▶ _What is expected_: Every record must come back unchanged, apart from the pictures, which are dropped.

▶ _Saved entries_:

• • • •

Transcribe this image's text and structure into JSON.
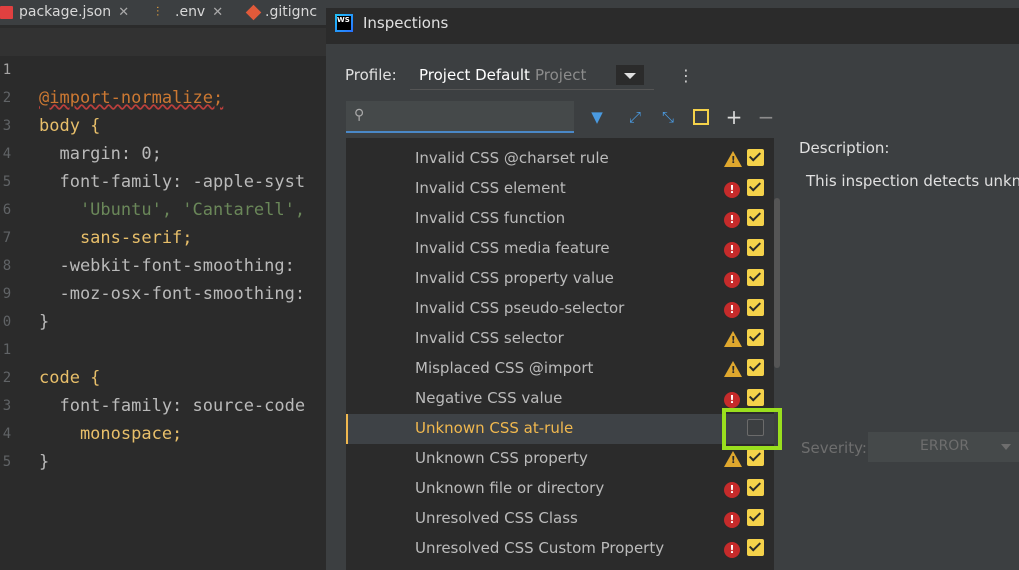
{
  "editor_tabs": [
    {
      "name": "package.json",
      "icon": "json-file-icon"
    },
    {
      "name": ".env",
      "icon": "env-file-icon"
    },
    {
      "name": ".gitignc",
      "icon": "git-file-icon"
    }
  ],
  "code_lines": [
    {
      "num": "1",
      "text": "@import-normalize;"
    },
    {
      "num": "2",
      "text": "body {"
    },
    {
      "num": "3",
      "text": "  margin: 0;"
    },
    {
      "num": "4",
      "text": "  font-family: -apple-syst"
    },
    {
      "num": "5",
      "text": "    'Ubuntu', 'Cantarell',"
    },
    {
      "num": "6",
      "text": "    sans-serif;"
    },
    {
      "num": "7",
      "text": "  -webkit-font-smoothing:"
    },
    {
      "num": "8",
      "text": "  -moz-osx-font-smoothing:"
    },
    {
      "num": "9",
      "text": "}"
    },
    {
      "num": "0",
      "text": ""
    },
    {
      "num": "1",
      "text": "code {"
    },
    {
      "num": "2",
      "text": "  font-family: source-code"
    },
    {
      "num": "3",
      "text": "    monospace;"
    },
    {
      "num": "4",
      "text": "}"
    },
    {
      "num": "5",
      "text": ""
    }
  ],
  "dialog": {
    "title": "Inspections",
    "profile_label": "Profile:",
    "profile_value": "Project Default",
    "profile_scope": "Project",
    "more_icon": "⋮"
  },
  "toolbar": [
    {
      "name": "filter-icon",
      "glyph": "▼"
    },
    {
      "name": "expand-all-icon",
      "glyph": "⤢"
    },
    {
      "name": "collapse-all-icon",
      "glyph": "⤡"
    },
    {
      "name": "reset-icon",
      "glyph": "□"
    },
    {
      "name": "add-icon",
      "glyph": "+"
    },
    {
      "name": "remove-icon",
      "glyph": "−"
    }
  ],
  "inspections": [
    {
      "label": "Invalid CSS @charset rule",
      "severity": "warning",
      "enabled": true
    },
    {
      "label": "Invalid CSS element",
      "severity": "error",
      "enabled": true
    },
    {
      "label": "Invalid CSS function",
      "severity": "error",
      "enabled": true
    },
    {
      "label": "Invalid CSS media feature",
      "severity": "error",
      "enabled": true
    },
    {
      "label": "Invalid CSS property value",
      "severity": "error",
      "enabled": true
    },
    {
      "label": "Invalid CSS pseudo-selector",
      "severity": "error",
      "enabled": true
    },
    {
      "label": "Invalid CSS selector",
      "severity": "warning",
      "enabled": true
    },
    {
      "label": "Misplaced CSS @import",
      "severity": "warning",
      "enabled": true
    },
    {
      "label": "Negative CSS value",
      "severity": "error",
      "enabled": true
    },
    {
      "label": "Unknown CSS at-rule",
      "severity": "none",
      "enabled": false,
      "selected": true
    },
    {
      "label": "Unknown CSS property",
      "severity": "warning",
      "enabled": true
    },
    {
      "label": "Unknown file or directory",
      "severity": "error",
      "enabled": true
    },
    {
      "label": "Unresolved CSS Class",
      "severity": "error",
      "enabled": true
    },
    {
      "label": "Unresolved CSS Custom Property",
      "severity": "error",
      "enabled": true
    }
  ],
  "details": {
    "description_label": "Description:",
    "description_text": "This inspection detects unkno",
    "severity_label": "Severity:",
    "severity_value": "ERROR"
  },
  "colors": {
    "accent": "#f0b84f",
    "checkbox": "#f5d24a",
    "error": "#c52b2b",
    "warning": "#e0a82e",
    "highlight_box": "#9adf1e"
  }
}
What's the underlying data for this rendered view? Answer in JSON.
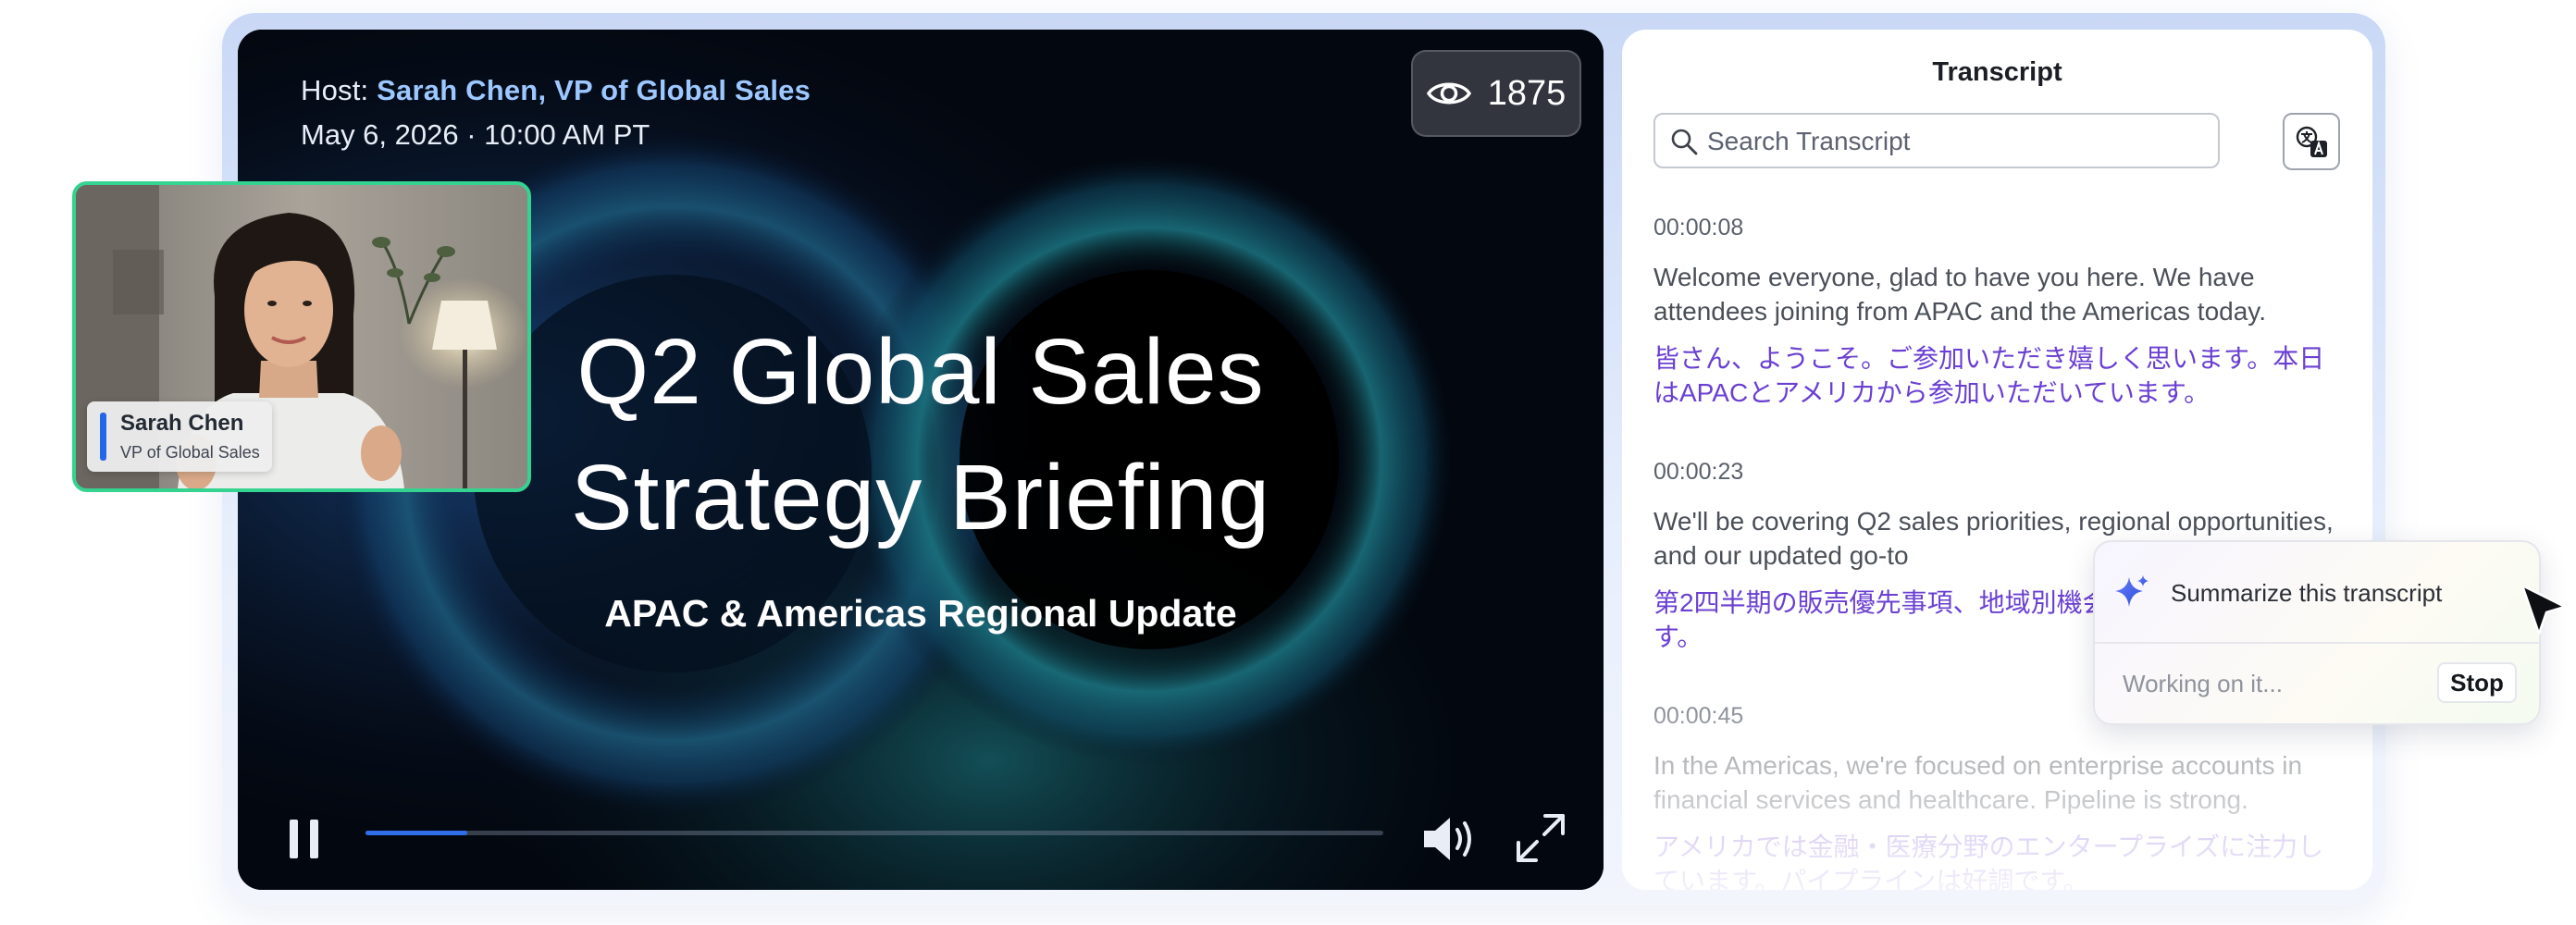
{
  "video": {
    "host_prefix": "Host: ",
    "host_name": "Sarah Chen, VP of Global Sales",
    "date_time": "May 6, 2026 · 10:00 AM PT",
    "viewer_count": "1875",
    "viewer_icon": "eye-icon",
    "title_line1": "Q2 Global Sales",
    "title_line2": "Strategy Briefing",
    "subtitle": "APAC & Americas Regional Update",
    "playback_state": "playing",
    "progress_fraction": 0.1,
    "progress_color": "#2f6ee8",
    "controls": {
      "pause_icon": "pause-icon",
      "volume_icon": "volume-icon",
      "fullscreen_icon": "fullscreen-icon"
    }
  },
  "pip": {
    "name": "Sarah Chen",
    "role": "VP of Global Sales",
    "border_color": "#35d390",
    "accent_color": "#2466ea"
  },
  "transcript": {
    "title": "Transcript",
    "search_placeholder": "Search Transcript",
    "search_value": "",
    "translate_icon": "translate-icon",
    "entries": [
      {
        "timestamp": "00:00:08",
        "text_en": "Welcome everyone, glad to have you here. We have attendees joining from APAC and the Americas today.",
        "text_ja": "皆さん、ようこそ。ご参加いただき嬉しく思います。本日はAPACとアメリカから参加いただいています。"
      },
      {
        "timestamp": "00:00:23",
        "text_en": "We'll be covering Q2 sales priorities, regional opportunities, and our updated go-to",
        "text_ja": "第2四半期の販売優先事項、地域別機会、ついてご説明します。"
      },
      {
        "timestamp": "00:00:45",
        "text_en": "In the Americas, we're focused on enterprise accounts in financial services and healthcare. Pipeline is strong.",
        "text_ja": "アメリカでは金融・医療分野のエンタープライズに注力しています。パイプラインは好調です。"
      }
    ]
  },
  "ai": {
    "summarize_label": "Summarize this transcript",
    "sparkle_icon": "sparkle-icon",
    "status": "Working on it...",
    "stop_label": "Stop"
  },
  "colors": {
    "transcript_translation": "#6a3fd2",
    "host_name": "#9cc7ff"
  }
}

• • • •

▶ _Written answer_:
Transcribe this image's text and structure into JSON.
{
  "editor_tabs": [
    {
      "name": "package.json",
      "icon": "json-file-icon"
    },
    {
      "name": ".env",
      "icon": "env-file-icon"
    },
    {
      "name": ".gitignc",
      "icon": "git-file-icon"
    }
  ],
  "code_lines": [
    {
      "num": "1",
      "text": "@import-normalize;"
    },
    {
      "num": "2",
      "text": "body {"
    },
    {
      "num": "3",
      "text": "  margin: 0;"
    },
    {
      "num": "4",
      "text": "  font-family: -apple-syst"
    },
    {
      "num": "5",
      "text": "    'Ubuntu', 'Cantarell',"
    },
    {
      "num": "6",
      "text": "    sans-serif;"
    },
    {
      "num": "7",
      "text": "  -webkit-font-smoothing:"
    },
    {
      "num": "8",
      "text": "  -moz-osx-font-smoothing:"
    },
    {
      "num": "9",
      "text": "}"
    },
    {
      "num": "0",
      "text": ""
    },
    {
      "num": "1",
      "text": "code {"
    },
    {
      "num": "2",
      "text": "  font-family: source-code"
    },
    {
      "num": "3",
      "text": "    monospace;"
    },
    {
      "num": "4",
      "text": "}"
    },
    {
      "num": "5",
      "text": ""
    }
  ],
  "dialog": {
    "title": "Inspections",
    "profile_label": "Profile:",
    "profile_value": "Project Default",
    "profile_scope": "Project",
    "more_icon": "⋮"
  },
  "toolbar": [
    {
      "name": "filter-icon",
      "glyph": "▼"
    },
    {
      "name": "expand-all-icon",
      "glyph": "⤢"
    },
    {
      "name": "collapse-all-icon",
      "glyph": "⤡"
    },
    {
      "name": "reset-icon",
      "glyph": "□"
    },
    {
      "name": "add-icon",
      "glyph": "+"
    },
    {
      "name": "remove-icon",
      "glyph": "−"
    }
  ],
  "inspections": [
    {
      "label": "Invalid CSS @charset rule",
      "severity": "warning",
      "enabled": true
    },
    {
      "label": "Invalid CSS element",
      "severity": "error",
      "enabled": true
    },
    {
      "label": "Invalid CSS function",
      "severity": "error",
      "enabled": true
    },
    {
      "label": "Invalid CSS media feature",
      "severity": "error",
      "enabled": true
    },
    {
      "label": "Invalid CSS property value",
      "severity": "error",
      "enabled": true
    },
    {
      "label": "Invalid CSS pseudo-selector",
      "severity": "error",
      "enabled": true
    },
    {
      "label": "Invalid CSS selector",
      "severity": "warning",
      "enabled": true
    },
    {
      "label": "Misplaced CSS @import",
      "severity": "warning",
      "enabled": true
    },
    {
      "label": "Negative CSS value",
      "severity": "error",
      "enabled": true
    },
    {
      "label": "Unknown CSS at-rule",
      "severity": "none",
      "enabled": false,
      "selected": true
    },
    {
      "label": "Unknown CSS property",
      "severity": "warning",
      "enabled": true
    },
    {
      "label": "Unknown file or directory",
      "severity": "error",
      "enabled": true
    },
    {
      "label": "Unresolved CSS Class",
      "severity": "error",
      "enabled": true
    },
    {
      "label": "Unresolved CSS Custom Property",
      "severity": "error",
      "enabled": true
    }
  ],
  "details": {
    "description_label": "Description:",
    "description_text": "This inspection detects unkno",
    "severity_label": "Severity:",
    "severity_value": "ERROR"
  },
  "colors": {
    "accent": "#f0b84f",
    "checkbox": "#f5d24a",
    "error": "#c52b2b",
    "warning": "#e0a82e",
    "highlight_box": "#9adf1e"
  }
}
What's the underlying data for this rendered view? Answer in JSON.
{
  "video": {
    "host_prefix": "Host: ",
    "host_name": "Sarah Chen, VP of Global Sales",
    "date_time": "May 6, 2026 · 10:00 AM PT",
    "viewer_count": "1875",
    "viewer_icon": "eye-icon",
    "title_line1": "Q2 Global Sales",
    "title_line2": "Strategy Briefing",
    "subtitle": "APAC & Americas Regional Update",
    "playback_state": "playing",
    "progress_fraction": 0.1,
    "progress_color": "#2f6ee8",
    "controls": {
      "pause_icon": "pause-icon",
      "volume_icon": "volume-icon",
      "fullscreen_icon": "fullscreen-icon"
    }
  },
  "pip": {
    "name": "Sarah Chen",
    "role": "VP of Global Sales",
    "border_color": "#35d390",
    "accent_color": "#2466ea"
  },
  "transcript": {
    "title": "Transcript",
    "search_placeholder": "Search Transcript",
    "search_value": "",
    "translate_icon": "translate-icon",
    "entries": [
      {
        "timestamp": "00:00:08",
        "text_en": "Welcome everyone, glad to have you here. We have attendees joining from APAC and the Americas today.",
        "text_ja": "皆さん、ようこそ。ご参加いただき嬉しく思います。本日はAPACとアメリカから参加いただいています。"
      },
      {
        "timestamp": "00:00:23",
        "text_en": "We'll be covering Q2 sales priorities, regional opportunities, and our updated go-to",
        "text_ja": "第2四半期の販売優先事項、地域別機会、ついてご説明します。"
      },
      {
        "timestamp": "00:00:45",
        "text_en": "In the Americas, we're focused on enterprise accounts in financial services and healthcare. Pipeline is strong.",
        "text_ja": "アメリカでは金融・医療分野のエンタープライズに注力しています。パイプラインは好調です。"
      }
    ]
  },
  "ai": {
    "summarize_label": "Summarize this transcript",
    "sparkle_icon": "sparkle-icon",
    "status": "Working on it...",
    "stop_label": "Stop"
  },
  "colors": {
    "transcript_translation": "#6a3fd2",
    "host_name": "#9cc7ff"
  }
}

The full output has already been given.